Methodology and frequency of data collection for the indicator: The data on electricity production were prepared (collected) on an annual basis and published on the web pages of SORS and in printed publications. Furthermore, the data were communicated to the Statistical Office of the European Communities (EUROSTAT). The EUROSTAT/IEA methodology was used for the preparation of data.
Two different sources of information were used – before 2002 the source of information was the EUROSTAT questionnaire, and since 2002 the official statistics of SORS. For the period after 2002, the data on electricity production from renewable energy sources, collected by the Statistical Office of the Republic of Slovenia, were used. The data before 2002 were obtained from the EUROSTAT questionnaire. The data on production for hydroelectric power plants, wood and wood waste and biogas were obtained. The data on electricity production from solar energy were obtained for 2004–2007 in the EurObserv'ER barometers. The data for the EU-27 for the period 2000–2008 were obtained from the EUROSTAT database.
Data processing methodology:
The average annual growth of electricity production was calculated using: [(last year/base year) ^ (1/number of years) –1]*100
For the calculation of the share of electricity from RES, the electricity production from RES is subdivided into the gross domestic electricity consumption, which is calculated as the sum of gross (on generator) domestic electricity production from all fuels, and the net import (import of electricity minus export).
The share of electricity from RES in gross electricity consumption is calculated as a quotient of electricity production from RES (hydropower 5510-100100, wind energy 5520-100100, solar energy 5534-100100, geothermal energy 6000-107002, biomass 6000-107011) and gross electricity consumption (gross electricity production plus import minus export).
Annual growth for the indicator is sometimes indicated in percentage points.

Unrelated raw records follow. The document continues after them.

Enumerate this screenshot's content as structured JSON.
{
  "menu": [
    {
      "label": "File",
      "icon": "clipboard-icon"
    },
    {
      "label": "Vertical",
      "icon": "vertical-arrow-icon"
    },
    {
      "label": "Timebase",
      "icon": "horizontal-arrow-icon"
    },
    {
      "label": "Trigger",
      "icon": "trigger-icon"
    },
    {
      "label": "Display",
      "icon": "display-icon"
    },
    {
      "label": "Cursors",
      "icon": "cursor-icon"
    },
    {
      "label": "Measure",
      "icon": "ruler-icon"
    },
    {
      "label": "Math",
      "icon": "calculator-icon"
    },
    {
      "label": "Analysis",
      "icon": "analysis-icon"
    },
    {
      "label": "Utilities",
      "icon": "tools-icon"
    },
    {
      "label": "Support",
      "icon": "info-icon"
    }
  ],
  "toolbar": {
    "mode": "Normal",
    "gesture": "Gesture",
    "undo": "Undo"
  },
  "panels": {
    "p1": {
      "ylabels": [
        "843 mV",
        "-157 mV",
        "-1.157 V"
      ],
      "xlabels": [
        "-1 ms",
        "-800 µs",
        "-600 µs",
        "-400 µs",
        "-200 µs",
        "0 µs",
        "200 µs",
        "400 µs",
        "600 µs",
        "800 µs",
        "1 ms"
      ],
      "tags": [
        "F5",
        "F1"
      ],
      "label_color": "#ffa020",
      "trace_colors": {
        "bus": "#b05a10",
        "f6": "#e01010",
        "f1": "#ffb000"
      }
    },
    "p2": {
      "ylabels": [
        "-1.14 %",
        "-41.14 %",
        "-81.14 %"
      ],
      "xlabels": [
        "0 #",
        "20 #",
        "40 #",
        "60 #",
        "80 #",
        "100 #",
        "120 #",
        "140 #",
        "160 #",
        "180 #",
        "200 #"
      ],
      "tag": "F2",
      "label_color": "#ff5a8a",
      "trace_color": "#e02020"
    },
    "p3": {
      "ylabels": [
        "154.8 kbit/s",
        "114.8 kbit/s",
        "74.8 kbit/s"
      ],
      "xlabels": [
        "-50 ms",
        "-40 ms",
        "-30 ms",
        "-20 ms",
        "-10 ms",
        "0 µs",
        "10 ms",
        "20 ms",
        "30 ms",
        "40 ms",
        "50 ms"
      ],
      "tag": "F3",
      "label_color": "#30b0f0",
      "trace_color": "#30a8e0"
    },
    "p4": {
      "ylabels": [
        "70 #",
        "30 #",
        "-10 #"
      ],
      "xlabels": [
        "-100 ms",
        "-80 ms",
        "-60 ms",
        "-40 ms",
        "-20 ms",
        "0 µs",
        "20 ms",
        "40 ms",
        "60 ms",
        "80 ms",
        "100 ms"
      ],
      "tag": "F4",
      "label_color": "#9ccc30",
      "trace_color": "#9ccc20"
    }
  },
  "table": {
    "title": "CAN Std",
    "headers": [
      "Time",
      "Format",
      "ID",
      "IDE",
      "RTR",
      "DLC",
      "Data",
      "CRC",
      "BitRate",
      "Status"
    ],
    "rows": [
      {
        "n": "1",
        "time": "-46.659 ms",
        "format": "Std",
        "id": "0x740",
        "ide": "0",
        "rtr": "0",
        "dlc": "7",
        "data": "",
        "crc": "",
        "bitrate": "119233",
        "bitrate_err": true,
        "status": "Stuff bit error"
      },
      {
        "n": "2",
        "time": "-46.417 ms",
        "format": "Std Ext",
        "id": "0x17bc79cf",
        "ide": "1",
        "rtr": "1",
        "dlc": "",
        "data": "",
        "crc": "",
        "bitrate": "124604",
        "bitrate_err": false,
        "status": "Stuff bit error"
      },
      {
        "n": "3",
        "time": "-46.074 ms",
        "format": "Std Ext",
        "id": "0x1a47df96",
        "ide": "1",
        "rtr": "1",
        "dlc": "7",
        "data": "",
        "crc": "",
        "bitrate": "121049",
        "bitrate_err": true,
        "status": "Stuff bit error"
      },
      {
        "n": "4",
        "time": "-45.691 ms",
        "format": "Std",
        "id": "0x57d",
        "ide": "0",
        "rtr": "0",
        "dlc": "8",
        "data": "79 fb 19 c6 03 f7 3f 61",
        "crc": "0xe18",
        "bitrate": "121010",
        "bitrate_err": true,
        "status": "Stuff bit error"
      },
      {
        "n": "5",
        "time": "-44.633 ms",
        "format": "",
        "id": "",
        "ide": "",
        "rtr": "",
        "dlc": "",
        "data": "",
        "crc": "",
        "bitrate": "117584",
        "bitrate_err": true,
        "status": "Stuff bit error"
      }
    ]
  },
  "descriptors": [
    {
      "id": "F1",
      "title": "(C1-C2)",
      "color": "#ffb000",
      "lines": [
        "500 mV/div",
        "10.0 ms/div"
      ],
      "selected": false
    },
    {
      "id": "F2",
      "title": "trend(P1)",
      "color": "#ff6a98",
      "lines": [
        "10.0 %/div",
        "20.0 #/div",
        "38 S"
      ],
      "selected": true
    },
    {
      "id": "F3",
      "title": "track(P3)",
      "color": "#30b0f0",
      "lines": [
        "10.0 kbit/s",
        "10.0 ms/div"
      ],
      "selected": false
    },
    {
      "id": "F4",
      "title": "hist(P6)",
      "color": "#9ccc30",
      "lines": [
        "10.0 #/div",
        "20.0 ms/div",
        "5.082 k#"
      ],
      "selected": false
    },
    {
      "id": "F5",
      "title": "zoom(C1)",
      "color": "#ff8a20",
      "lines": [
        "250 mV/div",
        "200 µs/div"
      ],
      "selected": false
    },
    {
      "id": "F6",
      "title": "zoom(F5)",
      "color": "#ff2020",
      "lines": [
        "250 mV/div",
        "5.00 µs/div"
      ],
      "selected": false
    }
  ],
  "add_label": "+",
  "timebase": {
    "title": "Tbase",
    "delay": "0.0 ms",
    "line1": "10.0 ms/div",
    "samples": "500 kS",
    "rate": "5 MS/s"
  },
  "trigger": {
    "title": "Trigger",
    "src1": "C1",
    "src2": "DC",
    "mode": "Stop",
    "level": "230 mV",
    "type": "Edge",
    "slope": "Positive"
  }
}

A percentage point includes an absolute comparison calculated by the formula (nthis year)–(nlast year)=16 %–15 %=1 pp (for instance: if last year the growth was 15 % and this year 16 %, then this year the growth was higher by 1 percentage point). The difference in growth can also be expressed in a relative comparison using the formula [(nthis year/nlast year)*100]–100=[(16 %/15 %)*100]–100=6.7 %, where the growth is indicated in percentages.

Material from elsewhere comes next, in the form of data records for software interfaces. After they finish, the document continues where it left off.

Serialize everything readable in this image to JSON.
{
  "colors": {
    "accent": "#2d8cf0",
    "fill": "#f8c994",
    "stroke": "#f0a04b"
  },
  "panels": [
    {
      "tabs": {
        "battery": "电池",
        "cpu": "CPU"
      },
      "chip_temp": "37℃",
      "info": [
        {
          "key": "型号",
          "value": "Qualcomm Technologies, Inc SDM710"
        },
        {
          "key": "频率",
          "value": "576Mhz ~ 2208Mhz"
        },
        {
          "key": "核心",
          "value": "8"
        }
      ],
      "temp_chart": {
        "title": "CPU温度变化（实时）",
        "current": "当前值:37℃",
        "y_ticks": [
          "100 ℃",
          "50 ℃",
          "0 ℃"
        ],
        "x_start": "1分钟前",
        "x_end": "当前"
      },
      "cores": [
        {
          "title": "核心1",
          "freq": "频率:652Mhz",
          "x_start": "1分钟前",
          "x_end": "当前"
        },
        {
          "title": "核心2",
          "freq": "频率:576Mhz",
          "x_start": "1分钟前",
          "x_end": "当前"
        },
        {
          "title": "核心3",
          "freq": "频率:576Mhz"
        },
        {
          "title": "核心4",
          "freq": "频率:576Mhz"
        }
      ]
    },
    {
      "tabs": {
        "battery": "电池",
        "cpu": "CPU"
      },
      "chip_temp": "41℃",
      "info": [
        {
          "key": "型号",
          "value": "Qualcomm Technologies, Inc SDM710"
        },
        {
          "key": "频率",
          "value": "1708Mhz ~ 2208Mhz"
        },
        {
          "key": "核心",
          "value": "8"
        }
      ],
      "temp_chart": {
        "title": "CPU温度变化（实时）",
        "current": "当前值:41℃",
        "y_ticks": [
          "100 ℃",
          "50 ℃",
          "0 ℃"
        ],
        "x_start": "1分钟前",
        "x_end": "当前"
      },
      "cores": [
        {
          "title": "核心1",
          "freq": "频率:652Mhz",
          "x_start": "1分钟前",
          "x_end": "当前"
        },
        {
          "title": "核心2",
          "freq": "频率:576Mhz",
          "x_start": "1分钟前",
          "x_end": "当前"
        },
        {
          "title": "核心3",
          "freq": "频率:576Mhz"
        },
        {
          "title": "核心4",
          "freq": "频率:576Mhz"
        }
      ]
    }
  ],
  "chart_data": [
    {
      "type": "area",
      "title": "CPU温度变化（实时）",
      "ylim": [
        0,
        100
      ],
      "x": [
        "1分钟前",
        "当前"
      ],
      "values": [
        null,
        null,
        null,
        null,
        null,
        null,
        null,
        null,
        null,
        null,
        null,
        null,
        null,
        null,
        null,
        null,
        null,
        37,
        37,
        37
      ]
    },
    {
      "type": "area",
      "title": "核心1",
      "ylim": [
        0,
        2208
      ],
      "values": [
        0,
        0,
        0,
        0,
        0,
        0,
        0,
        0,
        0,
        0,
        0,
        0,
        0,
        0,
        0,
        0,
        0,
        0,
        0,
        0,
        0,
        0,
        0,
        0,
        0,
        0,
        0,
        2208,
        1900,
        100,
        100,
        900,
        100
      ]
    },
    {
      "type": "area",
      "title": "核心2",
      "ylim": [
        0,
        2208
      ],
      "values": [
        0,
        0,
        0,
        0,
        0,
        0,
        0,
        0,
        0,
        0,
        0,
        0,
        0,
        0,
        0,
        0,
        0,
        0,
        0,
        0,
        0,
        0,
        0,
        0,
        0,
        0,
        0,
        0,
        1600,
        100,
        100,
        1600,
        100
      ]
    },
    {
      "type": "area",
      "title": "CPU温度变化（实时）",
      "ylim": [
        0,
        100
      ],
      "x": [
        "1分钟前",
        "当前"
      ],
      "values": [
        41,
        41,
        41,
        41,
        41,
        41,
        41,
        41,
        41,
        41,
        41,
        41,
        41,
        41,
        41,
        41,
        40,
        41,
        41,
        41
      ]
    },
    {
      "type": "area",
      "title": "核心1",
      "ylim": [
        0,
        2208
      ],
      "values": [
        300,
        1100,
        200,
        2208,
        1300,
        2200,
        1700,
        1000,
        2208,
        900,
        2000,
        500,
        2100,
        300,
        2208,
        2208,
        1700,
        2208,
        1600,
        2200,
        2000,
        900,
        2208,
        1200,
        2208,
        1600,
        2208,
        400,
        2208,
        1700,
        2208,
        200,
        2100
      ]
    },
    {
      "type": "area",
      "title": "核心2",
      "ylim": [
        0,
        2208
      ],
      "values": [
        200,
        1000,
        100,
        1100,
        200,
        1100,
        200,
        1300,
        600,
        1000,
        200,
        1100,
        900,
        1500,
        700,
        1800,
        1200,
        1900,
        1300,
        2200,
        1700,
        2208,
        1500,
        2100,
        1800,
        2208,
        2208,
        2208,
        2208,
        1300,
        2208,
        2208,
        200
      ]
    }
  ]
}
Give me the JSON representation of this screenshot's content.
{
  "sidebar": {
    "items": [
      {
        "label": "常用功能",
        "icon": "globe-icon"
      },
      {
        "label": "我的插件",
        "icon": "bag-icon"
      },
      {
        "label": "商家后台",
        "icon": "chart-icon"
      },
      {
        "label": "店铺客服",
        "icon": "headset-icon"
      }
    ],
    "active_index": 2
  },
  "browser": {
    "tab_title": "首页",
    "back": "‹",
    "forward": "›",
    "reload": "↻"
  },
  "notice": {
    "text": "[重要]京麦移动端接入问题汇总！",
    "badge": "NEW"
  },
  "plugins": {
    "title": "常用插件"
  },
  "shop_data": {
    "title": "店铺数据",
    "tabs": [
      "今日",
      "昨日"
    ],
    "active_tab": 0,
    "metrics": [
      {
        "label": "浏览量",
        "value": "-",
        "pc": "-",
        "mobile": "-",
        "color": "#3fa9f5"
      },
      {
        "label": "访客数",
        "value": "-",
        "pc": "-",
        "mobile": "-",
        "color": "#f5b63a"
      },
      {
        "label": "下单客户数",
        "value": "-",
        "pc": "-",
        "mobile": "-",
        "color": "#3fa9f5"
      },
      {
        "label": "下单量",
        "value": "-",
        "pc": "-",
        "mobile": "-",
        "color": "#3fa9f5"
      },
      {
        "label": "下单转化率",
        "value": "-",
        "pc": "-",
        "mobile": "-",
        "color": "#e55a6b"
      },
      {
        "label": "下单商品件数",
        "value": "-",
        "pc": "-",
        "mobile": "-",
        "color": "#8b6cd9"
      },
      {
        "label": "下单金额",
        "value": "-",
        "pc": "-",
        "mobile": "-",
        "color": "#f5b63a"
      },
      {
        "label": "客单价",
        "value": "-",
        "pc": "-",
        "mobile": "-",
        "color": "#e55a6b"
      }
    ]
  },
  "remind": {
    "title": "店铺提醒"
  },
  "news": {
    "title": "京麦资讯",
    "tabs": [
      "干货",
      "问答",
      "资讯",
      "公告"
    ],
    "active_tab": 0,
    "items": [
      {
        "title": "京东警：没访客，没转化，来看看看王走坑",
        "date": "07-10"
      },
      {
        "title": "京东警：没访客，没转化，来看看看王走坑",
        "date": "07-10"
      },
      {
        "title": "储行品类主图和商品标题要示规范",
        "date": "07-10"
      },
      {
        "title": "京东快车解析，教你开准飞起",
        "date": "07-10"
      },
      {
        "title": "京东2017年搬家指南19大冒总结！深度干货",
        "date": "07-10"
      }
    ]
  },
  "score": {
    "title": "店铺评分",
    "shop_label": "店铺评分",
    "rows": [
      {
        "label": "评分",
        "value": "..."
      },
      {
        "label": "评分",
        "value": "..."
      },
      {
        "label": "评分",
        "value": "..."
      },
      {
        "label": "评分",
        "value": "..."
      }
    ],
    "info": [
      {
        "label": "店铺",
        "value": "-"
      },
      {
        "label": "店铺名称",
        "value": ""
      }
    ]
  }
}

Geographical coverage: The EU-15 is composed of old EU Member States: Austria, Belgium, Denmark, Finland, France, Germany, Greece, Ireland, Italy, Luxembourg, the Netherlands, Portugal, Spain, Sweden, the United Kingdom. The EU-10 (NMS-10) includes Member States that joined the EU in 2004 (Cyprus, Czech Republic, Estonia, Hungary, Lithuania, Latvia, Malta, Poland, Slovenia, Slovakia). The EU-25 includes the EU-15 and EU-10. The EU-27 includes the EU-25 and Bulgaria and Romania.
Information concerning data quality:

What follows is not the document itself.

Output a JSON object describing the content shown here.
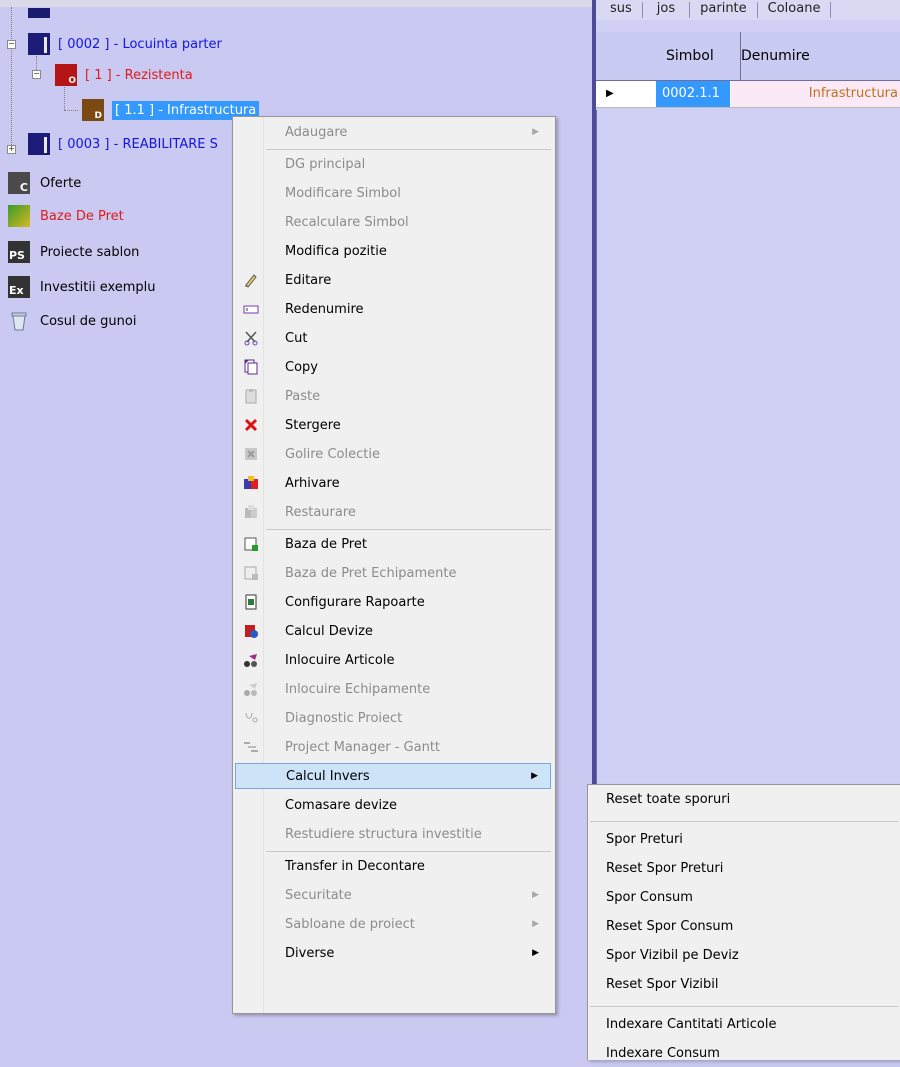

- Advantages and disadvantages of the indicator: Officially reported data, calculated on the basis on internationally verified methodologies, were used for the calculation of the indicator. The SORS data do not contain all renewable energy sources (solar energy).
- Relevance, accuracy, robustness, uncertainty:
Reliability of the indicator (archival data): The data are reliable.
Uncertainty of the indicator (scenarios/projections): Scenarios and projections are not available.
- Overall assessment (1 = no major comments, 3 = data to be considered with reservation):
Relevance: 1
Accuracy: 2
Completeness over time: 1
Completeness over space: 1

References:
- EEA, 2007. EN30 Renewable Electricity.
- EurObserv'ER, 2008. Barometri za fotovoltaiko (Barometer for photovoltaics).
- HSE, 2008. Website of the Holding Slovenske elektrarne.
- MG, 2007. Letni energetski pregled za leto 2005 (Annual energy review for 2005).
- MESP, 2009. Operativni program zmanjševanja emisij toplogrednih plinov do leta 2012 (Operational programme for limiting greenhouse gas emissions until 2012).
- Uredba o odlaganju odpadkov na odlagališčih (Decree on the landfill of waste, Official Gazette of the RS, No. 32/06, 98/07, 62/08, 53/09).

8 December 2009
Matjaž Česen, Jožef Stefan Institute